(Web page and app entries)

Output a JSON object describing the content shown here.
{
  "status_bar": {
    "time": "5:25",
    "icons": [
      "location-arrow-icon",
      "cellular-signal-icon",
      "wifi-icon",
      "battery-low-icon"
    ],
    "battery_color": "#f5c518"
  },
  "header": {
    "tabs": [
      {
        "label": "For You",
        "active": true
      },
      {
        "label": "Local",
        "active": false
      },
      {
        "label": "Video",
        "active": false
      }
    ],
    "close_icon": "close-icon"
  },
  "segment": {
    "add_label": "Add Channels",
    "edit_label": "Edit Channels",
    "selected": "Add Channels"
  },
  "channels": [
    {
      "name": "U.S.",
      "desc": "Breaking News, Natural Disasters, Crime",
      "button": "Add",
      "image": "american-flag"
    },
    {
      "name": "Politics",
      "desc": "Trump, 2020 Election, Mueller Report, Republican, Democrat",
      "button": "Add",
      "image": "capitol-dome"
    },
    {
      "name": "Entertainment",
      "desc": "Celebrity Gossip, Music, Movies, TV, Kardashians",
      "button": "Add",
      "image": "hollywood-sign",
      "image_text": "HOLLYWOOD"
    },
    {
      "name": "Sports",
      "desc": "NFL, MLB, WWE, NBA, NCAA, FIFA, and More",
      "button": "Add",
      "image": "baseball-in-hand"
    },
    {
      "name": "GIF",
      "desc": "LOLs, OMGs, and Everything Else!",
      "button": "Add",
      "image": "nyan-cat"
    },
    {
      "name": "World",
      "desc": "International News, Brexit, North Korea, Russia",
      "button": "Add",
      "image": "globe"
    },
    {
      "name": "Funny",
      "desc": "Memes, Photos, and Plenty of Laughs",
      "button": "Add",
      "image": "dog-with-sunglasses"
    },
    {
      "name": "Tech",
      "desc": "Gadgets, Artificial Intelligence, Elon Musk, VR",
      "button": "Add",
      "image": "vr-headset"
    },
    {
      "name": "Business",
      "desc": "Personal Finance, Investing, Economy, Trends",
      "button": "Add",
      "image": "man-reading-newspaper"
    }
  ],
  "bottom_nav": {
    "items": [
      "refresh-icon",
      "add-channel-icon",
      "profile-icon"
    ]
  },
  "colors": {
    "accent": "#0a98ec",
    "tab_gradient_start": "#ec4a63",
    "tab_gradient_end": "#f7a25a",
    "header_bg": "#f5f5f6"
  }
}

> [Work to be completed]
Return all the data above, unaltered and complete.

> [Answer to this problem]
Output a JSON object describing the content shown here.
{
  "status_bar": {
    "time": "5:25",
    "icons": [
      "location-arrow-icon",
      "cellular-signal-icon",
      "wifi-icon",
      "battery-low-icon"
    ],
    "battery_color": "#f5c518"
  },
  "header": {
    "tabs": [
      {
        "label": "For You",
        "active": true
      },
      {
        "label": "Local",
        "active": false
      },
      {
        "label": "Video",
        "active": false
      }
    ],
    "close_icon": "close-icon"
  },
  "segment": {
    "add_label": "Add Channels",
    "edit_label": "Edit Channels",
    "selected": "Add Channels"
  },
  "channels": [
    {
      "name": "U.S.",
      "desc": "Breaking News, Natural Disasters, Crime",
      "button": "Add",
      "image": "american-flag"
    },
    {
      "name": "Politics",
      "desc": "Trump, 2020 Election, Mueller Report, Republican, Democrat",
      "button": "Add",
      "image": "capitol-dome"
    },
    {
      "name": "Entertainment",
      "desc": "Celebrity Gossip, Music, Movies, TV, Kardashians",
      "button": "Add",
      "image": "hollywood-sign",
      "image_text": "HOLLYWOOD"
    },
    {
      "name": "Sports",
      "desc": "NFL, MLB, WWE, NBA, NCAA, FIFA, and More",
      "button": "Add",
      "image": "baseball-in-hand"
    },
    {
      "name": "GIF",
      "desc": "LOLs, OMGs, and Everything Else!",
      "button": "Add",
      "image": "nyan-cat"
    },
    {
      "name": "World",
      "desc": "International News, Brexit, North Korea, Russia",
      "button": "Add",
      "image": "globe"
    },
    {
      "name": "Funny",
      "desc": "Memes, Photos, and Plenty of Laughs",
      "button": "Add",
      "image": "dog-with-sunglasses"
    },
    {
      "name": "Tech",
      "desc": "Gadgets, Artificial Intelligence, Elon Musk, VR",
      "button": "Add",
      "image": "vr-headset"
    },
    {
      "name": "Business",
      "desc": "Personal Finance, Investing, Economy, Trends",
      "button": "Add",
      "image": "man-reading-newspaper"
    }
  ],
  "bottom_nav": {
    "items": [
      "refresh-icon",
      "add-channel-icon",
      "profile-icon"
    ]
  },
  "colors": {
    "accent": "#0a98ec",
    "tab_gradient_start": "#ec4a63",
    "tab_gradient_end": "#f7a25a",
    "header_bg": "#f5f5f6"
  }
}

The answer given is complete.